Turntable.fm is a cool new site, generating lots of buzz. The site is made up of a variety of "rooms", which tend to have a theme relating to the genre of music being played.
Once a room is chosen, users can take a DJing spot, if one is open, or just hang out and enjoy the music. The rooms can be public or private, depending on the preference of the user. It is currently in beta testing, and can be tried out via invite only.
Discovering new music and sharing favorites has always been a large part of social networking. Music is something that ignites passion in people, like few other things can. Many people take quite a bit of pride in and even identify with their favorite bands or genres of music. For a lot of internet users, sharing music is a huge draw to social networking, as indicated by the abundance of music videos populating Facebook, Twitter and other social networking streams.
Turntable.fm is a way to get in a virtual room with friends or strangers, and share songs and opinions about music. Sharing music is a social activity, but social networking sites provide a pretty unsatisfying venue. A music video posted on Facebook may get a couple of likes, and even a comment or two, but it can't match the instant feedback that Turntable.fm allows.
When users enter a room, they have access to a rating system and a chat window. When a song comes on, listeners can rate it awesome or lame, and add comments or ask questions in the chat box.
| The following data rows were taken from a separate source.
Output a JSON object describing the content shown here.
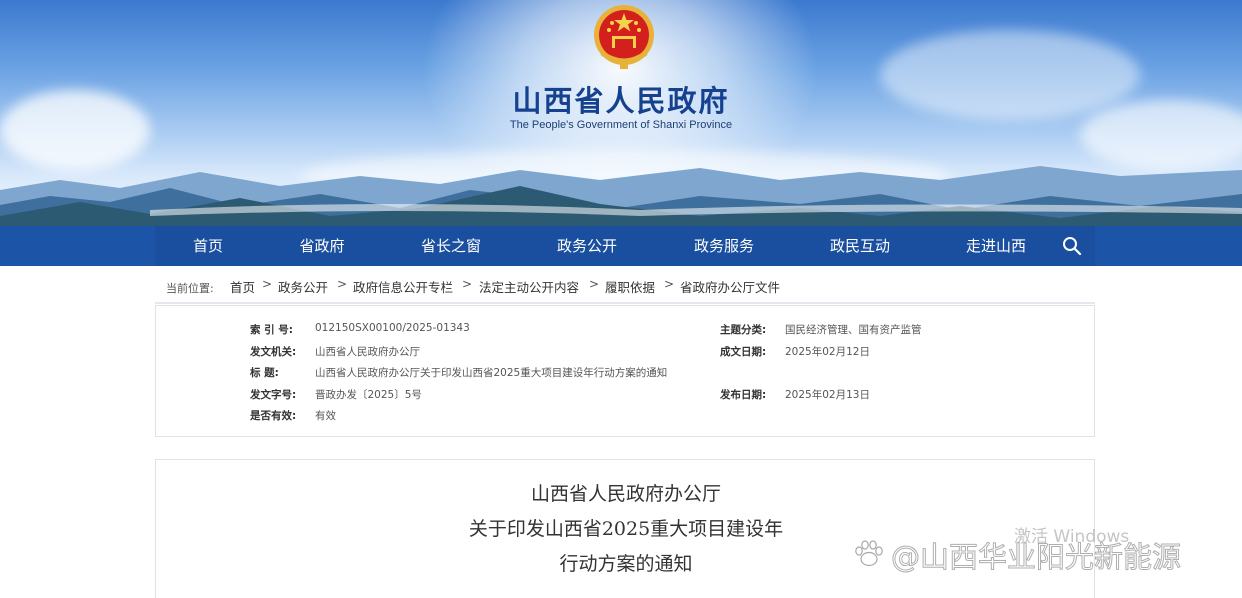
{
  "header": {
    "title": "山西省人民政府",
    "subtitle": "The People's Government of Shanxi Province",
    "emblem_icon": "national-emblem"
  },
  "nav": {
    "items": [
      "首页",
      "省政府",
      "省长之窗",
      "政务公开",
      "政务服务",
      "政民互动",
      "走进山西"
    ],
    "search_icon": "search-icon"
  },
  "breadcrumb": {
    "prefix": "当前位置:",
    "items": [
      "首页",
      "政务公开",
      "政府信息公开专栏",
      "法定主动公开内容",
      "履职依据",
      "省政府办公厅文件"
    ],
    "separator": ">"
  },
  "meta": {
    "index_label": "索  引  号:",
    "index_value": "012150SX00100/2025-01343",
    "topic_label": "主题分类:",
    "topic_value": "国民经济管理、国有资产监管",
    "issuer_label": "发文机关:",
    "issuer_value": "山西省人民政府办公厅",
    "date_label": "成文日期:",
    "date_value": "2025年02月12日",
    "title_label": "标      题:",
    "title_value": "山西省人民政府办公厅关于印发山西省2025重大项目建设年行动方案的通知",
    "docno_label": "发文字号:",
    "docno_value": "晋政办发〔2025〕5号",
    "pubdate_label": "发布日期:",
    "pubdate_value": "2025年02月13日",
    "valid_label": "是否有效:",
    "valid_value": "有效"
  },
  "document": {
    "line1": "山西省人民政府办公厅",
    "line2": "关于印发山西省2025重大项目建设年",
    "line3": "行动方案的通知"
  },
  "overlay": {
    "activate_windows": "激活 Windows",
    "watermark": "@山西华业阳光新能源"
  },
  "colors": {
    "nav_bg": "#1c55a8",
    "title_blue": "#15418f"
  }
}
Every awesome rating gives a point to the DJ who played it.
Lame ratings don't detract from the points accumulated, but three lame votes during a song will cause the program to skip the rest of the track. Each DJ can choose their name and avatar. The points every DJ accumulates are displayed under their name, when users scroll their mouse over the avatar. DJs can become fans of each other, and the number of fans are also displayed with the user's points.
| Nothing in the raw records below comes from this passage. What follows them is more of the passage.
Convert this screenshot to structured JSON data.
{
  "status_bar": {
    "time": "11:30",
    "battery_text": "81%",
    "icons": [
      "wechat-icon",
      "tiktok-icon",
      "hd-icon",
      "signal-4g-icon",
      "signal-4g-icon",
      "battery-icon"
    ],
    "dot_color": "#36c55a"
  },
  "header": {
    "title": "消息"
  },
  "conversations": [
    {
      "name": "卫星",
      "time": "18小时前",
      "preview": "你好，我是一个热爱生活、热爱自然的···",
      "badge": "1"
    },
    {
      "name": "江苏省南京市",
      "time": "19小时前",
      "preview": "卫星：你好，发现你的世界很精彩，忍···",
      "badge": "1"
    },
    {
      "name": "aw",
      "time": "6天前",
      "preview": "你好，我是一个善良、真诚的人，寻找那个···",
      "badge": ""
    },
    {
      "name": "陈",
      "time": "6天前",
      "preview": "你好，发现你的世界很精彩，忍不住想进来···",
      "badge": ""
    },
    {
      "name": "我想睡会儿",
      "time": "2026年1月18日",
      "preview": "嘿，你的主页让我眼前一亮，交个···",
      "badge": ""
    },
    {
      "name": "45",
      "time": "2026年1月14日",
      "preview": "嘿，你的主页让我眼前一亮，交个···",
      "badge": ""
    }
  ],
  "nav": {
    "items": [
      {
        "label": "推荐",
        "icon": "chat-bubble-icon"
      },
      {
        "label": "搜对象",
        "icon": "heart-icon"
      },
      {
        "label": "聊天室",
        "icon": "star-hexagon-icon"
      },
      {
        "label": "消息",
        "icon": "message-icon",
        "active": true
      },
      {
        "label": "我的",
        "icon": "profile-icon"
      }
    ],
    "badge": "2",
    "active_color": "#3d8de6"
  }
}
But Is It Legal?
Considering the clear demand for such a product, it's a wonder something like this hasn't been developed before. Given a bit of context and the current state of the music industry, however, it's not quite as shocking. It is quite difficult for websites, well anyone really, to obtain the rights to play music without entering into expensive deals with record labels. Fortunately, Turntable.fm found a legal loophole in the Digital Millennium Copyright Act, the same law that Pandora uses to operate without label deals.
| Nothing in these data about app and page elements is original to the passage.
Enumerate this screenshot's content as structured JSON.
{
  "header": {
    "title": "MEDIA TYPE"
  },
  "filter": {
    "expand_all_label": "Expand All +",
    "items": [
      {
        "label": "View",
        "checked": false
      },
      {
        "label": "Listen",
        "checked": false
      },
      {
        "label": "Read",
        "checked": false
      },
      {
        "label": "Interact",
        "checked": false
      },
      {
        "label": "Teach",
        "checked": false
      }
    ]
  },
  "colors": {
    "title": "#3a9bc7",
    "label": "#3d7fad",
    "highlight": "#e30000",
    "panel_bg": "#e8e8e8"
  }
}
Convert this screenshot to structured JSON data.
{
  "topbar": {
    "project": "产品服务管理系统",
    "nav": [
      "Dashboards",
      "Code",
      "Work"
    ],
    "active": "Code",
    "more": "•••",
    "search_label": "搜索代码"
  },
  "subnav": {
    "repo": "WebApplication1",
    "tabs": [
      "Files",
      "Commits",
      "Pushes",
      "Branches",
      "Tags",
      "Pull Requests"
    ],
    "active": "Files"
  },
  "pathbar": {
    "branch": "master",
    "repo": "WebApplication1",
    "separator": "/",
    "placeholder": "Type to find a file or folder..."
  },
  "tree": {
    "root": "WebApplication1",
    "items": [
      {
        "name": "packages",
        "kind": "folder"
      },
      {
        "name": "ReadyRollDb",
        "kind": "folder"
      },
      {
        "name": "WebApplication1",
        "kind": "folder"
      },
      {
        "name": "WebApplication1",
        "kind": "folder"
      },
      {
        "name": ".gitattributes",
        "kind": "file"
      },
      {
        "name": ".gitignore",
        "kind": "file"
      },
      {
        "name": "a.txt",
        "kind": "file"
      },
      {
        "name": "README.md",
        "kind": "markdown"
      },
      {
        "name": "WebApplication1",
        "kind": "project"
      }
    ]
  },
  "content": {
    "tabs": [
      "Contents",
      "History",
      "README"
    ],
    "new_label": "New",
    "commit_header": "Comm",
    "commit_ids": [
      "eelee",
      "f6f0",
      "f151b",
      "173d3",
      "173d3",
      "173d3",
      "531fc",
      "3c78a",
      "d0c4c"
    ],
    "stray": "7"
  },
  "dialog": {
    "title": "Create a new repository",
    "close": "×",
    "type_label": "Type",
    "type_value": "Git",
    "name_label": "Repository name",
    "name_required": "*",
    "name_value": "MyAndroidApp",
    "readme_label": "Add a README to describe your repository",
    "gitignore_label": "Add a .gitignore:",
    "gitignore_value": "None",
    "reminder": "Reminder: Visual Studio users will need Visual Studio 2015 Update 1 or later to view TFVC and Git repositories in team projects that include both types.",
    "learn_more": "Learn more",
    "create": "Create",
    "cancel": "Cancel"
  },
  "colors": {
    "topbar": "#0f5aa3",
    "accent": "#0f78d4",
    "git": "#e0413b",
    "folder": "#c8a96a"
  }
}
MediaNet allows Turntable.fm users access to millions of songs, and any songs not available with MediaNet, can be uploaded from the user's computer. There are a few limitations to DJs, because of the lack of label deals. Users cannot listen to their playlist if no one else is in the room.
The site also limits the amount of songs by the same artist that can be played in a room. The company claims to be operating legally, but the grey areas they're working in may attract some unwanted attention from music label lawyers.